Work to be completed ▸ In the data, find each line where the word "começou" appears and list that line.

Page and application data records ▸
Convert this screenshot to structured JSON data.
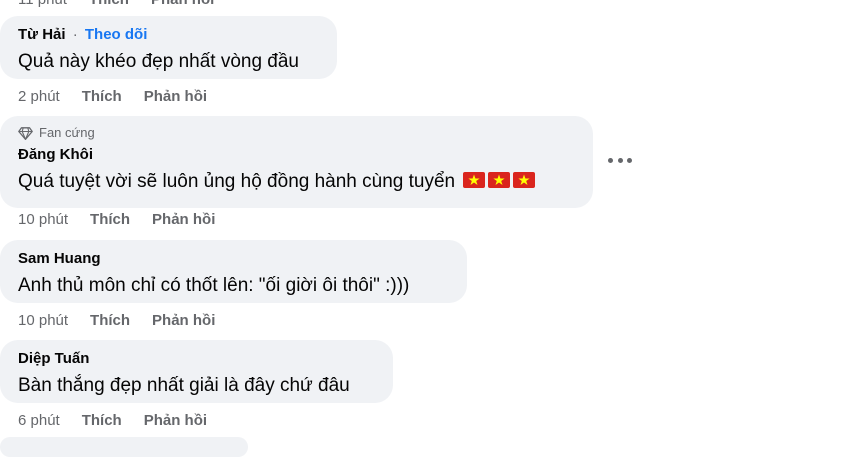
{
  "top": {
    "time": "11 phút",
    "like": "Thích",
    "reply": "Phản hồi"
  },
  "comments": [
    {
      "author": "Từ Hải",
      "separator": "·",
      "follow": "Theo dõi",
      "text": "Quả này khéo đẹp nhất vòng đầu",
      "time": "2 phút",
      "like": "Thích",
      "reply": "Phản hồi"
    },
    {
      "badge": "Fan cứng",
      "author": "Đăng Khôi",
      "text": "Quá tuyệt vời sẽ luôn ủng hộ đồng hành cùng tuyển",
      "emoji": [
        "vietnam-flag",
        "vietnam-flag",
        "vietnam-flag"
      ],
      "time": "10 phút",
      "like": "Thích",
      "reply": "Phản hồi"
    },
    {
      "author": "Sam Huang",
      "text": "Anh thủ môn chỉ có thốt lên: \"ối giời ôi thôi\" :)))",
      "time": "10 phút",
      "like": "Thích",
      "reply": "Phản hồi"
    },
    {
      "author": "Diệp Tuấn",
      "text": "Bàn thắng đẹp nhất giải là đây chứ đâu",
      "time": "6 phút",
      "like": "Thích",
      "reply": "Phản hồi"
    }
  ],
  "colors": {
    "bubble": "#f0f2f5",
    "secondary_text": "#65676b",
    "link": "#1877f2",
    "flag_red": "#da251d",
    "flag_star": "#ffff00"
  }
}
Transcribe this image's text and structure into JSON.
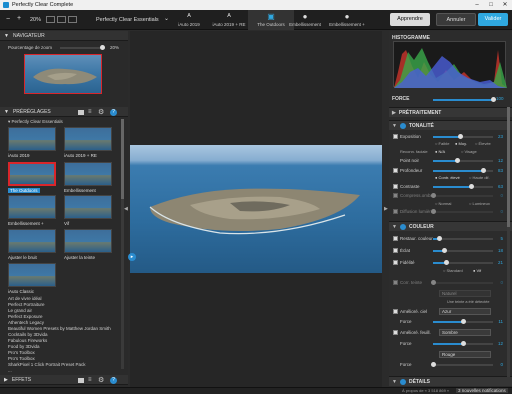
{
  "window": {
    "title": "Perfectly Clear Complete"
  },
  "toolbar": {
    "zoom": "20%",
    "preset_name": "Perfectly Clear Essentials",
    "tabs": [
      {
        "label": "iAuto 2019"
      },
      {
        "label": "iAuto 2019 + RE"
      },
      {
        "label": "The Outdoors"
      },
      {
        "label": "Embellissement"
      },
      {
        "label": "Embellissement +"
      }
    ],
    "learn": "Apprendre",
    "cancel": "Annuler",
    "validate": "Valider"
  },
  "navigator": {
    "title": "NAVIGATEUR",
    "zoom_label": "Pourcentage de zoom",
    "zoom_value": "20%"
  },
  "presets": {
    "title": "PRÉRÉGLAGES",
    "group": "Perfectly Clear Essentials",
    "thumbs": [
      {
        "label": "iAuto 2019"
      },
      {
        "label": "iAuto 2019 + RE"
      },
      {
        "label": "The Outdoors"
      },
      {
        "label": "Embellissement"
      },
      {
        "label": "Embellissement +"
      },
      {
        "label": "Vif"
      },
      {
        "label": "Ajuster le bruit"
      },
      {
        "label": "Ajuster la teinte"
      },
      {
        "label": "iAuto Classic"
      }
    ],
    "list": [
      "Art de vivre idéal",
      "Perfect Portraiture",
      "Le grand air",
      "Perfect Exposure",
      "Athentech Legacy",
      "Beautiful Women Presets by Matthew Jordan Smith",
      "Cocktails by 3Dvida",
      "Fabulous Fireworks",
      "Food by 3Dvida",
      "Pro's Toolbox",
      "Pro's Toolbox",
      "SharkPixel 1 Click Portrait Preset Pack",
      "..."
    ]
  },
  "effects": {
    "title": "EFFETS"
  },
  "histogram": {
    "title": "HISTOGRAMME"
  },
  "force": {
    "label": "FORCE",
    "value": "100"
  },
  "sections": {
    "pretreatment": "PRÉTRAITEMENT",
    "tonality": "TONALITÉ",
    "color": "COULEUR",
    "details": "DÉTAILS"
  },
  "tonality": {
    "exposure": {
      "label": "Exposition",
      "value": "23",
      "level": 0.45
    },
    "exp_modes": [
      "Faible",
      "Moy.",
      "Élevée"
    ],
    "face": {
      "label": "Reconn. faciale",
      "opts": [
        "N/A",
        "Visage"
      ]
    },
    "blackpoint": {
      "label": "Point noir",
      "value": "12",
      "level": 0.4
    },
    "depth": {
      "label": "Profondeur",
      "value": "83",
      "level": 0.83
    },
    "depth_modes": [
      "Contr. élevé",
      "Haute dif."
    ],
    "contrast": {
      "label": "Contraste",
      "value": "63",
      "level": 0.63
    },
    "curves": {
      "label": "Compress.ombr.",
      "value": "0",
      "level": 0
    },
    "curve_modes": [
      "Normal",
      "Lumineux"
    ],
    "diffusion": {
      "label": "Diffusion lumière",
      "value": "0",
      "level": 0
    }
  },
  "color": {
    "restore": {
      "label": "Restaur. couleur",
      "value": "5",
      "level": 0.1
    },
    "vibrancy": {
      "label": "Éclat",
      "value": "18",
      "level": 0.18
    },
    "fidelity": {
      "label": "Fidélité",
      "value": "21",
      "level": 0.21
    },
    "fid_modes": [
      "Standard",
      "Vif"
    ],
    "skin": {
      "label": "Corr. teinte",
      "value": "0",
      "level": 0
    },
    "skin_mode": "Naturel",
    "skin_note": "Une teinte a été détectée",
    "enh1": {
      "label": "Amélioré. ciel",
      "select": "Azur"
    },
    "force1": {
      "label": "Force",
      "value": "11",
      "level": 0.5
    },
    "enh2": {
      "label": "Amélioré. feuill.",
      "select": "Sombre"
    },
    "force2": {
      "label": "Force",
      "value": "12",
      "level": 0.5
    },
    "enh3": {
      "select": "Rouge"
    },
    "force3": {
      "label": "Force",
      "value": "0",
      "level": 0
    }
  },
  "status": {
    "left_info": "À propos de « 3 518 869 »",
    "notifications": "3 nouvelles notifications"
  },
  "colors": {
    "accent": "#2a8ccf",
    "selected_border": "#d9262b"
  }
}
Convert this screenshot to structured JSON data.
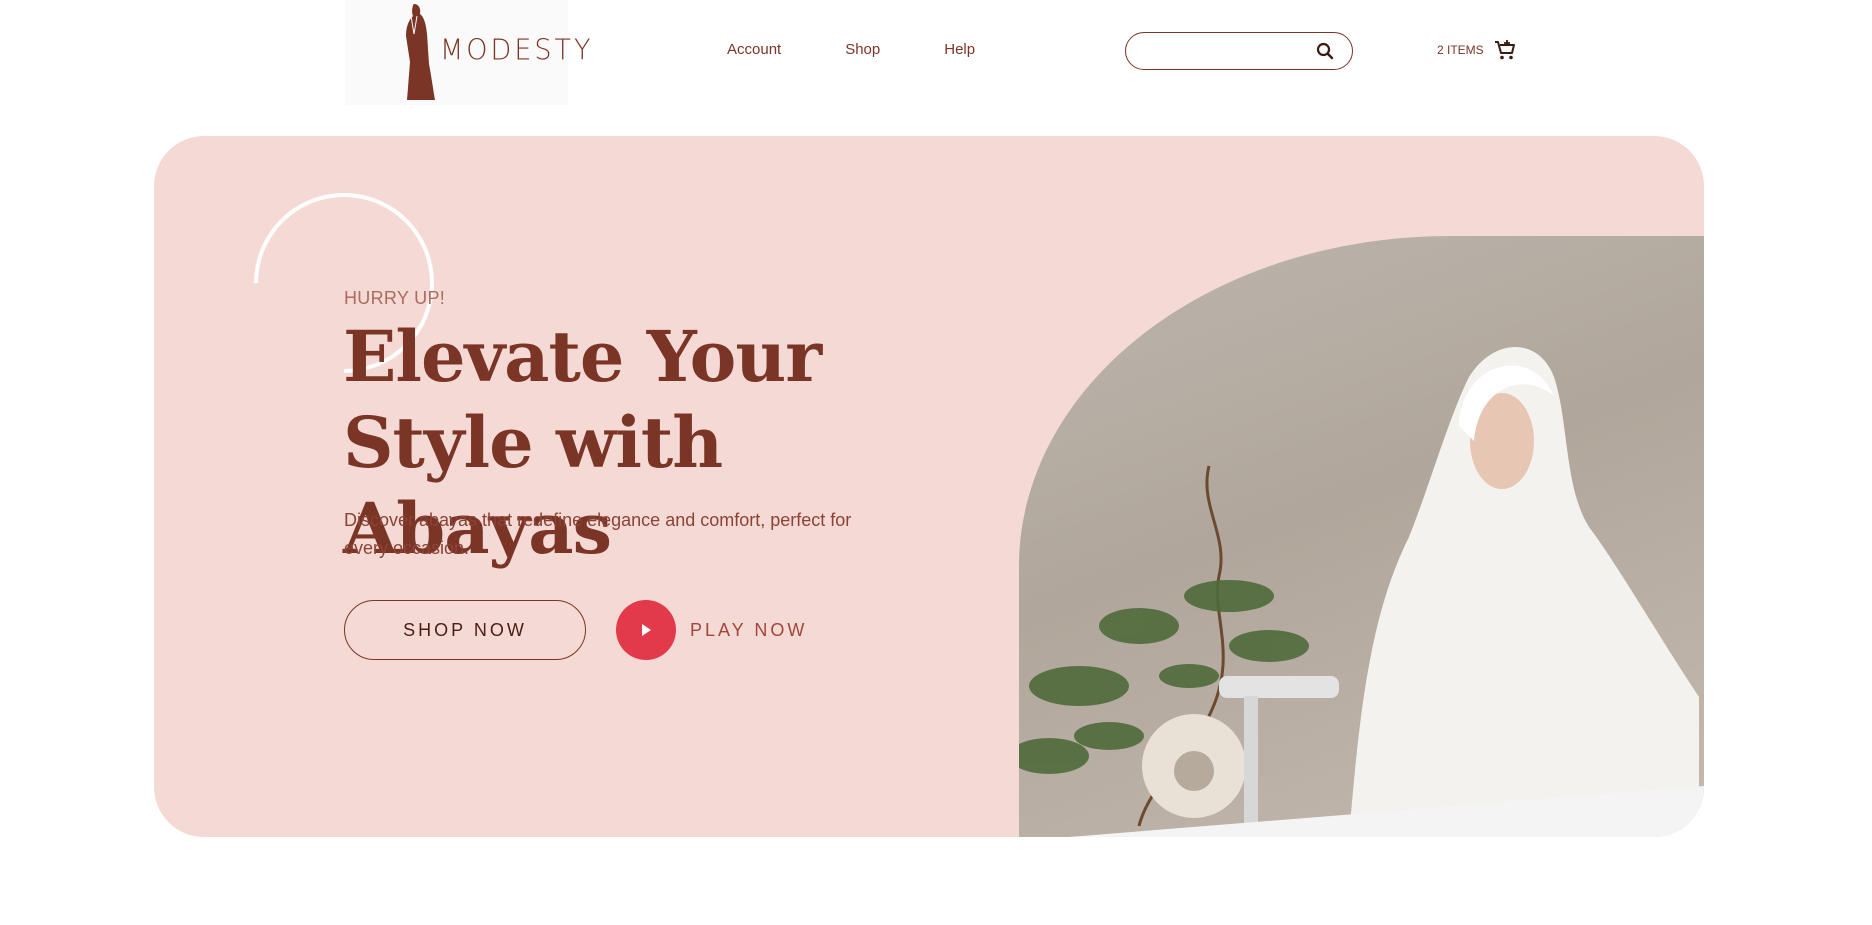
{
  "header": {
    "logo": {
      "text": "MODESTY",
      "icon": "abaya-figure-icon"
    },
    "nav": [
      {
        "label": "Account"
      },
      {
        "label": "Shop"
      },
      {
        "label": "Help"
      }
    ],
    "search": {
      "value": "",
      "placeholder": "",
      "icon": "search-icon"
    },
    "cart": {
      "label": "2 ITEMS",
      "icon": "cart-icon"
    }
  },
  "hero": {
    "eyebrow": "HURRY UP!",
    "title_line1": "Elevate Your",
    "title_line2": "Style with Abayas",
    "description": "Discover abayas that redefine elegance and comfort, perfect for every occasion.",
    "shop_button": "SHOP NOW",
    "play_button": "PLAY NOW",
    "play_icon": "play-icon",
    "image": "woman-in-white-hijab-photo"
  },
  "colors": {
    "brand": "#7a3526",
    "hero_background": "#f5d9d4",
    "play_accent": "#e23a4b",
    "page_background": "#ffffff"
  }
}
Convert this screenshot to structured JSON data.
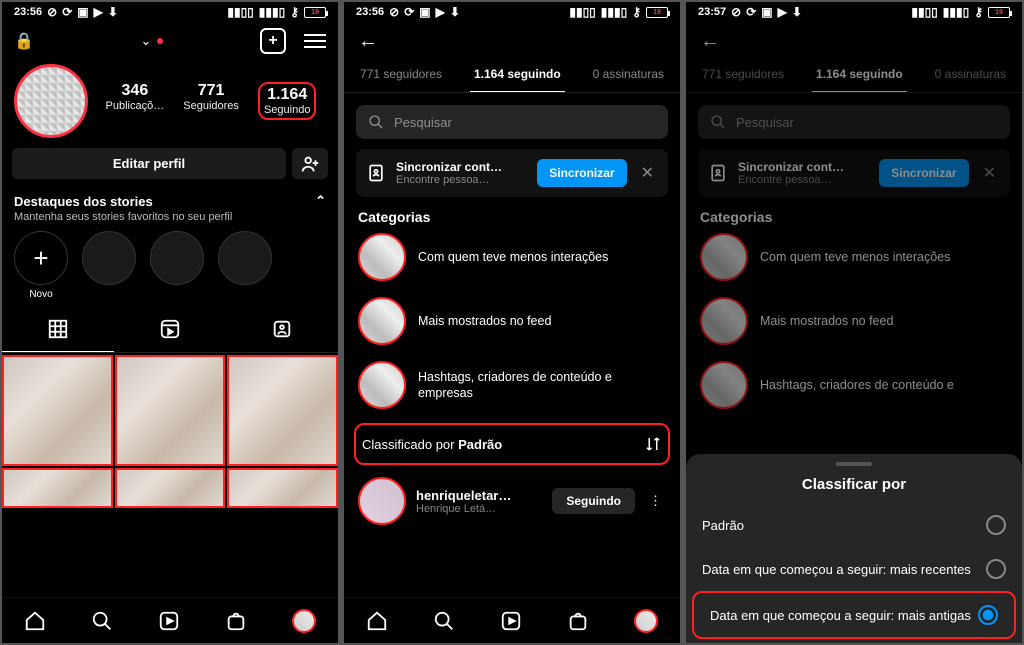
{
  "statusbar": {
    "time1": "23:56",
    "time3": "23:57",
    "battery": "19"
  },
  "s1": {
    "stats": {
      "posts_n": "346",
      "posts_l": "Publicaçõ…",
      "followers_n": "771",
      "followers_l": "Seguidores",
      "following_n": "1.164",
      "following_l": "Seguindo"
    },
    "edit": "Editar perfil",
    "hl_title": "Destaques dos stories",
    "hl_sub": "Mantenha seus stories favoritos no seu perfil",
    "hl_new": "Novo"
  },
  "tabs": {
    "followers": "771 seguidores",
    "following": "1.164 seguindo",
    "subs": "0 assinaturas"
  },
  "search_ph": "Pesquisar",
  "sync": {
    "title": "Sincronizar cont…",
    "sub": "Encontre pessoa…",
    "btn": "Sincronizar"
  },
  "cats_title": "Categorias",
  "cats": [
    "Com quem teve menos interações",
    "Mais mostrados no feed",
    "Hashtags, criadores de conteúdo e empresas"
  ],
  "sort_prefix": "Classificado por ",
  "sort_value": "Padrão",
  "user": {
    "username": "henriqueletar…",
    "fullname": "Henrique Letá…",
    "btn": "Seguindo"
  },
  "sheet": {
    "title": "Classificar por",
    "opt1": "Padrão",
    "opt2": "Data em que começou a seguir: mais recentes",
    "opt3": "Data em que começou a seguir: mais antigas"
  },
  "cats3_partial": "Hashtags, criadores de conteúdo e"
}
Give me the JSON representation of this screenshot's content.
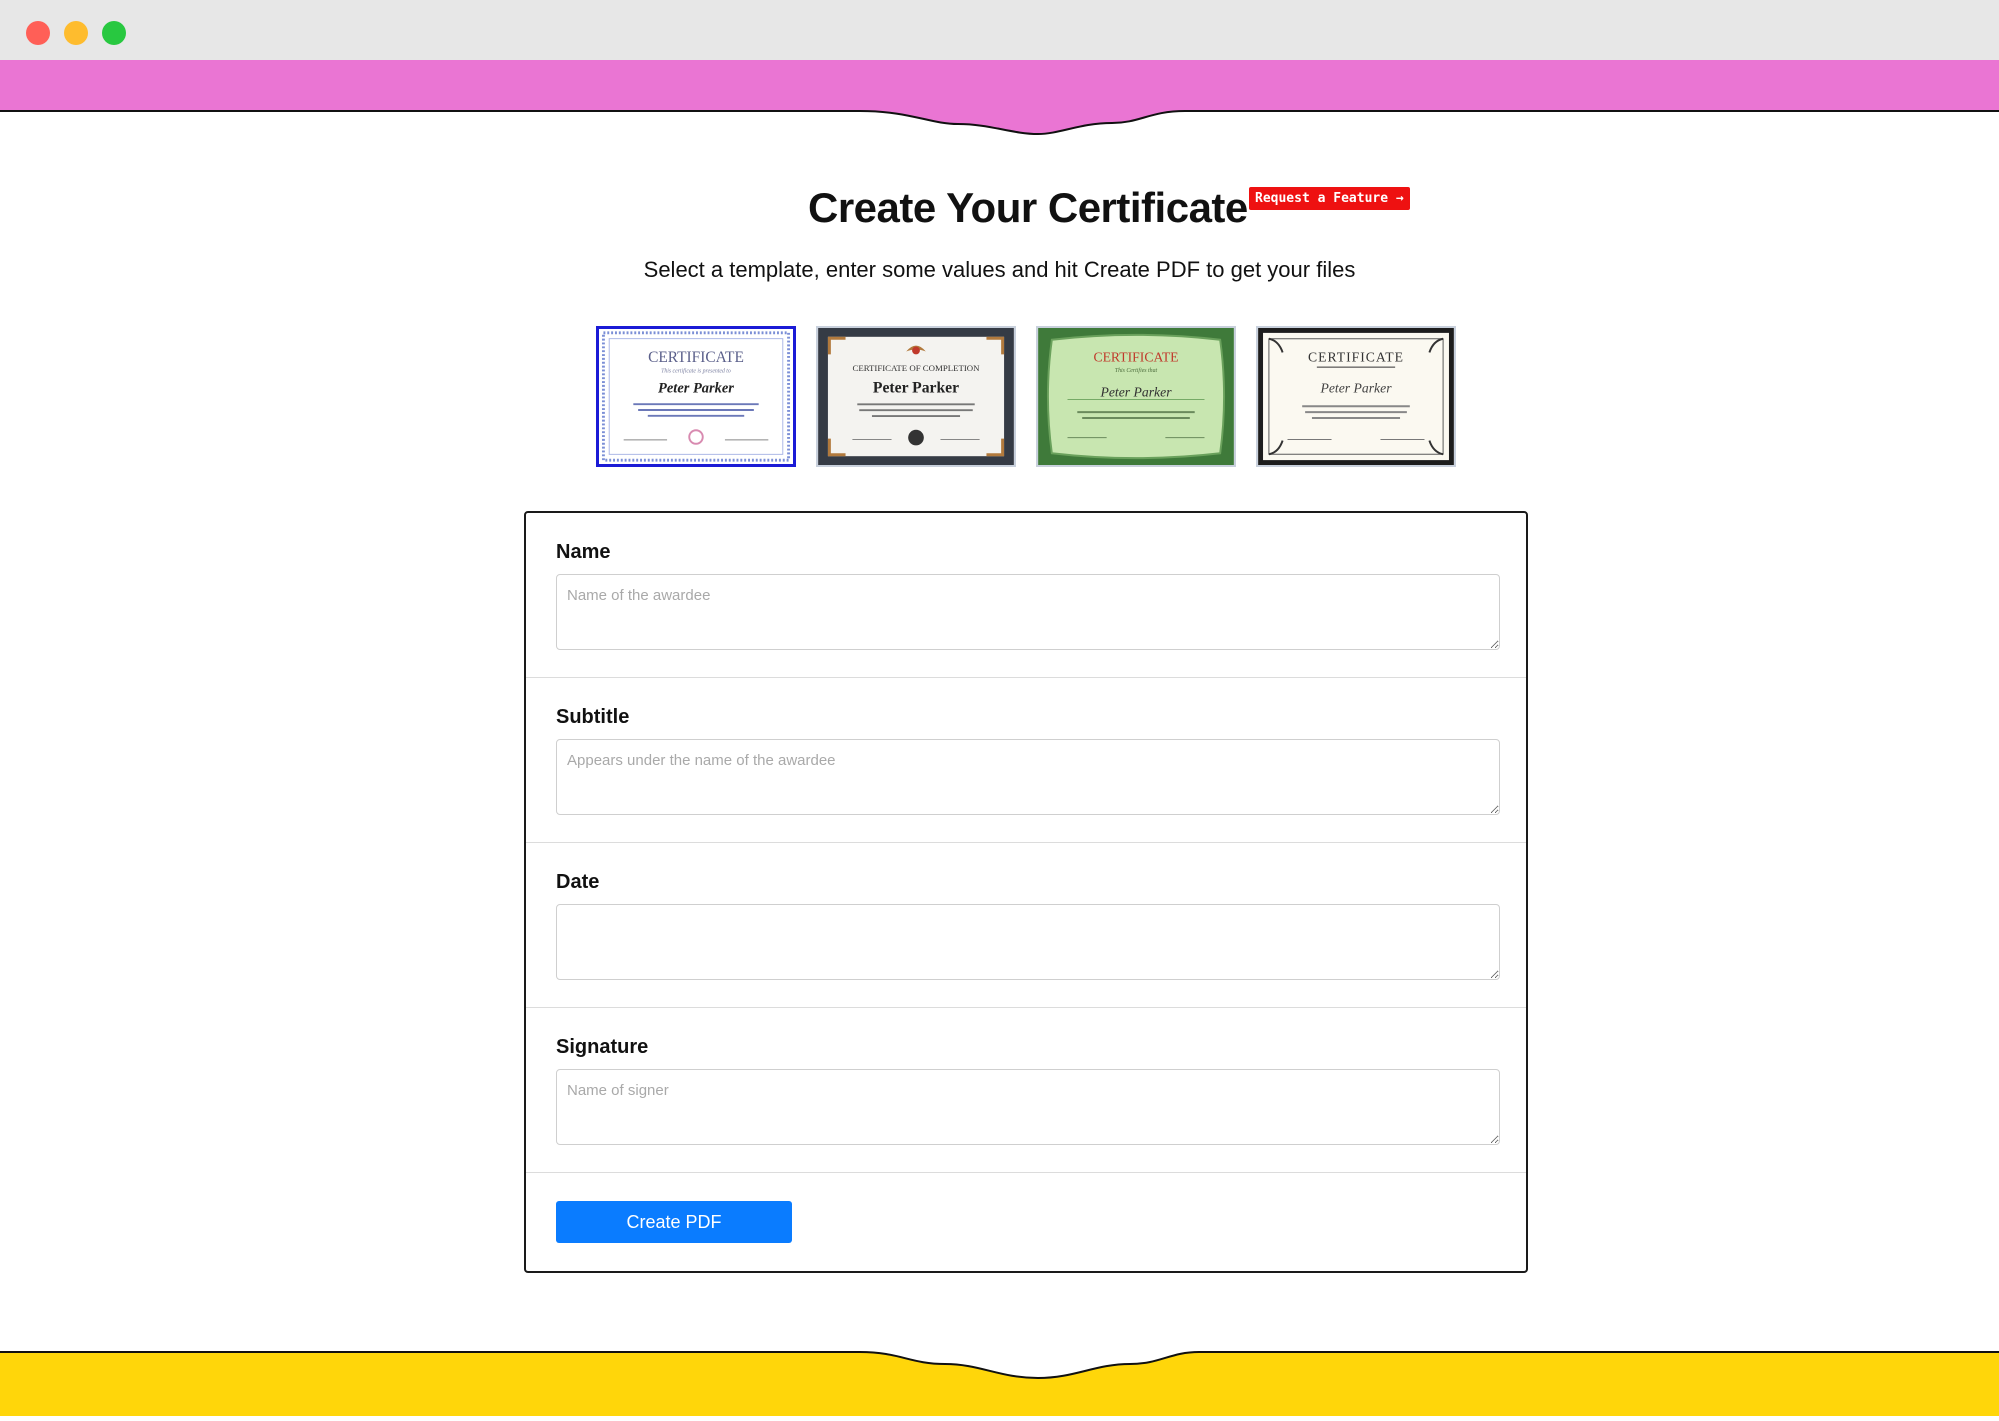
{
  "header": {
    "title": "Create Your Certificate",
    "feature_badge": "Request a Feature →",
    "subtitle": "Select a template, enter some values and hit Create PDF to get your files"
  },
  "colors": {
    "top_band": "#ea75d3",
    "bottom_band": "#ffd60a",
    "primary_button": "#0a7cff",
    "badge": "#ee1111",
    "selected_template_border": "#1b1bd6"
  },
  "templates": {
    "selected_index": 0,
    "items": [
      {
        "heading": "CERTIFICATE",
        "line": "This certificate is presented to",
        "name": "Peter Parker"
      },
      {
        "heading": "CERTIFICATE OF COMPLETION",
        "name": "Peter Parker"
      },
      {
        "heading": "CERTIFICATE",
        "line": "This Certifies that",
        "name": "Peter Parker"
      },
      {
        "heading": "CERTIFICATE",
        "name": "Peter Parker"
      }
    ]
  },
  "form": {
    "fields": [
      {
        "label": "Name",
        "placeholder": "Name of the awardee",
        "value": ""
      },
      {
        "label": "Subtitle",
        "placeholder": "Appears under the name of the awardee",
        "value": ""
      },
      {
        "label": "Date",
        "placeholder": "",
        "value": ""
      },
      {
        "label": "Signature",
        "placeholder": "Name of signer",
        "value": ""
      }
    ],
    "submit_label": "Create PDF"
  }
}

Solution to the problem ▸
    "opt2": "Data em que começou a seguir: mais recentes",
    "opt3": "Data em que começou a seguir: mais antigas"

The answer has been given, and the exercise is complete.